--- INSTRUCTIONS FOR THE TASK ---
Every line below should be repeated exactly.

--- RECORDS TO USE ---
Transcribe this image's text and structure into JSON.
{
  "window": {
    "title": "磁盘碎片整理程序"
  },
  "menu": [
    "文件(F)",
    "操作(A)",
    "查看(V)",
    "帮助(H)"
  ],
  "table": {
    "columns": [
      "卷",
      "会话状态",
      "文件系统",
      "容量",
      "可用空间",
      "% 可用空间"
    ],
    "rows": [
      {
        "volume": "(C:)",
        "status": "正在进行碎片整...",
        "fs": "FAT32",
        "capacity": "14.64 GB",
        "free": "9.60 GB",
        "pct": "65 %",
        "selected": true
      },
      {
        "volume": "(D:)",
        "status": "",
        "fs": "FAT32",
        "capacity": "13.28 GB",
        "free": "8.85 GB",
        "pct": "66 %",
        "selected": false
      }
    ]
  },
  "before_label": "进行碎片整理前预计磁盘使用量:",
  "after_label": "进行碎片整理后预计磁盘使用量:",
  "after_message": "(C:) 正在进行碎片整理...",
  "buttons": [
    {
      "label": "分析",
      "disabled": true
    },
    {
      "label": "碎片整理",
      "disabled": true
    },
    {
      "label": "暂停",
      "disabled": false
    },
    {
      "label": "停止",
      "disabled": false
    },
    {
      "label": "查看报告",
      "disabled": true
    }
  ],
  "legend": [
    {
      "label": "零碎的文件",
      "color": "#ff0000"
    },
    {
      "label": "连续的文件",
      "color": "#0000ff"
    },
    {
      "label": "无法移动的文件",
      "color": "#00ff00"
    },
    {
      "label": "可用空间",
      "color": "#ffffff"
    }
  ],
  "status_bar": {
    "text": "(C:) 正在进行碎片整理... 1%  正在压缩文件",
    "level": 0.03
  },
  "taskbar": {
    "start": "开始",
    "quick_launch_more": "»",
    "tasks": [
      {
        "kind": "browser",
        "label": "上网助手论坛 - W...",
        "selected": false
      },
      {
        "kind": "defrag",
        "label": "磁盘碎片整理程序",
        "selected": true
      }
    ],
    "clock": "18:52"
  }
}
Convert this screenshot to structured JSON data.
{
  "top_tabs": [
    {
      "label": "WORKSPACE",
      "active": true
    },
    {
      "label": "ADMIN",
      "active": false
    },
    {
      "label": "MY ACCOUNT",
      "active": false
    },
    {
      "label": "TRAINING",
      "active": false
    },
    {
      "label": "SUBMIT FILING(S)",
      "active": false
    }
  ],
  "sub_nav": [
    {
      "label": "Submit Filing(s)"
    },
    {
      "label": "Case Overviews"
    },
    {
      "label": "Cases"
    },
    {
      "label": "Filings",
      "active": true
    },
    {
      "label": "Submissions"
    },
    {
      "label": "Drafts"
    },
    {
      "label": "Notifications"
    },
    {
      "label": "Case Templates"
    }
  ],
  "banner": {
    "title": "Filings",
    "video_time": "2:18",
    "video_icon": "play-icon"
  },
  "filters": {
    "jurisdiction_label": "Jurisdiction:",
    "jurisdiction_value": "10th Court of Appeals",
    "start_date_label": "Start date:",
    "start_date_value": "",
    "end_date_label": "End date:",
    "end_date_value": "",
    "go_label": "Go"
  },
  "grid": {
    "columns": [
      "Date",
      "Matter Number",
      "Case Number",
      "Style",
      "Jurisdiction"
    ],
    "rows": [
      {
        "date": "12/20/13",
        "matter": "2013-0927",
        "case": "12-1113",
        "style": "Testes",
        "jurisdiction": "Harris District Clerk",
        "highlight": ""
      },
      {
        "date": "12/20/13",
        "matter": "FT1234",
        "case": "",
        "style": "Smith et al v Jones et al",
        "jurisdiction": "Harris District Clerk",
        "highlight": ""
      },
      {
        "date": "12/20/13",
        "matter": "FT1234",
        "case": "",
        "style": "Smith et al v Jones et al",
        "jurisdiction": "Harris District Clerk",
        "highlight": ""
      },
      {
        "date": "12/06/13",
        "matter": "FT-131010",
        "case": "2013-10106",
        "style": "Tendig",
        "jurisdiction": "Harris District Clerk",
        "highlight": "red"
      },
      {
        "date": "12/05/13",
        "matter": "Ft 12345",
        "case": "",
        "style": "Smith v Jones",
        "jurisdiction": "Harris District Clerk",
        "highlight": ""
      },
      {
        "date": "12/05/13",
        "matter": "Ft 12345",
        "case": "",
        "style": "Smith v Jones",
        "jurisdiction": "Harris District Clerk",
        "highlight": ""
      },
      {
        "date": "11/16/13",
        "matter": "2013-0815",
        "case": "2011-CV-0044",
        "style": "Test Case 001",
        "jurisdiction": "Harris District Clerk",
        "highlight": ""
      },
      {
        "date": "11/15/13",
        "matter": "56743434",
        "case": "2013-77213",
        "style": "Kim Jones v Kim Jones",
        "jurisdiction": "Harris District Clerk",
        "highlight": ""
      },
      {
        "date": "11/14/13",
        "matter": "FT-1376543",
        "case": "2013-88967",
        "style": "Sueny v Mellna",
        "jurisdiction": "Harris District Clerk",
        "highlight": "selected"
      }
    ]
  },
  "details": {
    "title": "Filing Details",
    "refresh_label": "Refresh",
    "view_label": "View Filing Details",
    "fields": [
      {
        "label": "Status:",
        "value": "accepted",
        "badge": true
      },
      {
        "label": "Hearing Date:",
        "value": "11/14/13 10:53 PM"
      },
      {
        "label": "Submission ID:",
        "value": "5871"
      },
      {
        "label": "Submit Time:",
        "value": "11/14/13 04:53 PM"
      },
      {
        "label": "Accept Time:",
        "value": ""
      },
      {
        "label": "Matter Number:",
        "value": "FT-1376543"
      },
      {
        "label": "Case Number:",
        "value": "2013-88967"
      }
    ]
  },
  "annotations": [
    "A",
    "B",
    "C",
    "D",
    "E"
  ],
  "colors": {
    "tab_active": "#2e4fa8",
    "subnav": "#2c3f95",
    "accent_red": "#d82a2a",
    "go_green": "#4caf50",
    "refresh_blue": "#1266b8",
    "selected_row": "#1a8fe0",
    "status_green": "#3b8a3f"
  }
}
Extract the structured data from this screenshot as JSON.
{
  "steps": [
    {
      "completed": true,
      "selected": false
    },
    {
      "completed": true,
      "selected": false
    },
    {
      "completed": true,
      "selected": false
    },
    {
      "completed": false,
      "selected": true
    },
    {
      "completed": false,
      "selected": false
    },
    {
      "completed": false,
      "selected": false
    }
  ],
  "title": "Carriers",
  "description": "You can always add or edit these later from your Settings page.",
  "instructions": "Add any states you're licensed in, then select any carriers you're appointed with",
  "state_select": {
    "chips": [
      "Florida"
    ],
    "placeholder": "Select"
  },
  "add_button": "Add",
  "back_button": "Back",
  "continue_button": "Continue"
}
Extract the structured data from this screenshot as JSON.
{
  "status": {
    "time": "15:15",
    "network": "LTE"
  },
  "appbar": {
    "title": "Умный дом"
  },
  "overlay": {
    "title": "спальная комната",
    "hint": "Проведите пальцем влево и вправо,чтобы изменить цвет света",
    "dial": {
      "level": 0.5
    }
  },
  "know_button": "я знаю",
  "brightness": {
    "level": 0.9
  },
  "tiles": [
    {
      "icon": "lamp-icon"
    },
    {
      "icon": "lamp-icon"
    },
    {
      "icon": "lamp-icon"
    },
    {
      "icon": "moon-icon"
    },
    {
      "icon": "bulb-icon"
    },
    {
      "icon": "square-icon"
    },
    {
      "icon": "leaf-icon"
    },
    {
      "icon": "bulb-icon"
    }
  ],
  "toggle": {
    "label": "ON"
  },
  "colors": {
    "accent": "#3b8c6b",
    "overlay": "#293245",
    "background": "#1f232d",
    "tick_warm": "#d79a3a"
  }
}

--- ANSWER SPACE ---
Transcribe this image's text and structure into JSON.
{
  "window": {
    "title": "磁盘碎片整理程序"
  },
  "menu": [
    "文件(F)",
    "操作(A)",
    "查看(V)",
    "帮助(H)"
  ],
  "table": {
    "columns": [
      "卷",
      "会话状态",
      "文件系统",
      "容量",
      "可用空间",
      "% 可用空间"
    ],
    "rows": [
      {
        "volume": "(C:)",
        "status": "正在进行碎片整...",
        "fs": "FAT32",
        "capacity": "14.64 GB",
        "free": "9.60 GB",
        "pct": "65 %",
        "selected": true
      },
      {
        "volume": "(D:)",
        "status": "",
        "fs": "FAT32",
        "capacity": "13.28 GB",
        "free": "8.85 GB",
        "pct": "66 %",
        "selected": false
      }
    ]
  },
  "before_label": "进行碎片整理前预计磁盘使用量:",
  "after_label": "进行碎片整理后预计磁盘使用量:",
  "after_message": "(C:) 正在进行碎片整理...",
  "buttons": [
    {
      "label": "分析",
      "disabled": true
    },
    {
      "label": "碎片整理",
      "disabled": true
    },
    {
      "label": "暂停",
      "disabled": false
    },
    {
      "label": "停止",
      "disabled": false
    },
    {
      "label": "查看报告",
      "disabled": true
    }
  ],
  "legend": [
    {
      "label": "零碎的文件",
      "color": "#ff0000"
    },
    {
      "label": "连续的文件",
      "color": "#0000ff"
    },
    {
      "label": "无法移动的文件",
      "color": "#00ff00"
    },
    {
      "label": "可用空间",
      "color": "#ffffff"
    }
  ],
  "status_bar": {
    "text": "(C:) 正在进行碎片整理... 1%  正在压缩文件",
    "level": 0.03
  },
  "taskbar": {
    "start": "开始",
    "quick_launch_more": "»",
    "tasks": [
      {
        "kind": "browser",
        "label": "上网助手论坛 - W...",
        "selected": false
      },
      {
        "kind": "defrag",
        "label": "磁盘碎片整理程序",
        "selected": true
      }
    ],
    "clock": "18:52"
  }
}
Convert this screenshot to structured JSON data.
{
  "top_tabs": [
    {
      "label": "WORKSPACE",
      "active": true
    },
    {
      "label": "ADMIN",
      "active": false
    },
    {
      "label": "MY ACCOUNT",
      "active": false
    },
    {
      "label": "TRAINING",
      "active": false
    },
    {
      "label": "SUBMIT FILING(S)",
      "active": false
    }
  ],
  "sub_nav": [
    {
      "label": "Submit Filing(s)"
    },
    {
      "label": "Case Overviews"
    },
    {
      "label": "Cases"
    },
    {
      "label": "Filings",
      "active": true
    },
    {
      "label": "Submissions"
    },
    {
      "label": "Drafts"
    },
    {
      "label": "Notifications"
    },
    {
      "label": "Case Templates"
    }
  ],
  "banner": {
    "title": "Filings",
    "video_time": "2:18",
    "video_icon": "play-icon"
  },
  "filters": {
    "jurisdiction_label": "Jurisdiction:",
    "jurisdiction_value": "10th Court of Appeals",
    "start_date_label": "Start date:",
    "start_date_value": "",
    "end_date_label": "End date:",
    "end_date_value": "",
    "go_label": "Go"
  },
  "grid": {
    "columns": [
      "Date",
      "Matter Number",
      "Case Number",
      "Style",
      "Jurisdiction"
    ],
    "rows": [
      {
        "date": "12/20/13",
        "matter": "2013-0927",
        "case": "12-1113",
        "style": "Testes",
        "jurisdiction": "Harris District Clerk",
        "highlight": ""
      },
      {
        "date": "12/20/13",
        "matter": "FT1234",
        "case": "",
        "style": "Smith et al v Jones et al",
        "jurisdiction": "Harris District Clerk",
        "highlight": ""
      },
      {
        "date": "12/20/13",
        "matter": "FT1234",
        "case": "",
        "style": "Smith et al v Jones et al",
        "jurisdiction": "Harris District Clerk",
        "highlight": ""
      },
      {
        "date": "12/06/13",
        "matter": "FT-131010",
        "case": "2013-10106",
        "style": "Tendig",
        "jurisdiction": "Harris District Clerk",
        "highlight": "red"
      },
      {
        "date": "12/05/13",
        "matter": "Ft 12345",
        "case": "",
        "style": "Smith v Jones",
        "jurisdiction": "Harris District Clerk",
        "highlight": ""
      },
      {
        "date": "12/05/13",
        "matter": "Ft 12345",
        "case": "",
        "style": "Smith v Jones",
        "jurisdiction": "Harris District Clerk",
        "highlight": ""
      },
      {
        "date": "11/16/13",
        "matter": "2013-0815",
        "case": "2011-CV-0044",
        "style": "Test Case 001",
        "jurisdiction": "Harris District Clerk",
        "highlight": ""
      },
      {
        "date": "11/15/13",
        "matter": "56743434",
        "case": "2013-77213",
        "style": "Kim Jones v Kim Jones",
        "jurisdiction": "Harris District Clerk",
        "highlight": ""
      },
      {
        "date": "11/14/13",
        "matter": "FT-1376543",
        "case": "2013-88967",
        "style": "Sueny v Mellna",
        "jurisdiction": "Harris District Clerk",
        "highlight": "selected"
      }
    ]
  },
  "details": {
    "title": "Filing Details",
    "refresh_label": "Refresh",
    "view_label": "View Filing Details",
    "fields": [
      {
        "label": "Status:",
        "value": "accepted",
        "badge": true
      },
      {
        "label": "Hearing Date:",
        "value": "11/14/13 10:53 PM"
      },
      {
        "label": "Submission ID:",
        "value": "5871"
      },
      {
        "label": "Submit Time:",
        "value": "11/14/13 04:53 PM"
      },
      {
        "label": "Accept Time:",
        "value": ""
      },
      {
        "label": "Matter Number:",
        "value": "FT-1376543"
      },
      {
        "label": "Case Number:",
        "value": "2013-88967"
      }
    ]
  },
  "annotations": [
    "A",
    "B",
    "C",
    "D",
    "E"
  ],
  "colors": {
    "tab_active": "#2e4fa8",
    "subnav": "#2c3f95",
    "accent_red": "#d82a2a",
    "go_green": "#4caf50",
    "refresh_blue": "#1266b8",
    "selected_row": "#1a8fe0",
    "status_green": "#3b8a3f"
  }
}
Extract the structured data from this screenshot as JSON.
{
  "steps": [
    {
      "completed": true,
      "selected": false
    },
    {
      "completed": true,
      "selected": false
    },
    {
      "completed": true,
      "selected": false
    },
    {
      "completed": false,
      "selected": true
    },
    {
      "completed": false,
      "selected": false
    },
    {
      "completed": false,
      "selected": false
    }
  ],
  "title": "Carriers",
  "description": "You can always add or edit these later from your Settings page.",
  "instructions": "Add any states you're licensed in, then select any carriers you're appointed with",
  "state_select": {
    "chips": [
      "Florida"
    ],
    "placeholder": "Select"
  },
  "add_button": "Add",
  "back_button": "Back",
  "continue_button": "Continue"
}
Extract the structured data from this screenshot as JSON.
{
  "status": {
    "time": "15:15",
    "network": "LTE"
  },
  "appbar": {
    "title": "Умный дом"
  },
  "overlay": {
    "title": "спальная комната",
    "hint": "Проведите пальцем влево и вправо,чтобы изменить цвет света",
    "dial": {
      "level": 0.5
    }
  },
  "know_button": "я знаю",
  "brightness": {
    "level": 0.9
  },
  "tiles": [
    {
      "icon": "lamp-icon"
    },
    {
      "icon": "lamp-icon"
    },
    {
      "icon": "lamp-icon"
    },
    {
      "icon": "moon-icon"
    },
    {
      "icon": "bulb-icon"
    },
    {
      "icon": "square-icon"
    },
    {
      "icon": "leaf-icon"
    },
    {
      "icon": "bulb-icon"
    }
  ],
  "toggle": {
    "label": "ON"
  },
  "colors": {
    "accent": "#3b8c6b",
    "overlay": "#293245",
    "background": "#1f232d",
    "tick_warm": "#d79a3a"
  }
}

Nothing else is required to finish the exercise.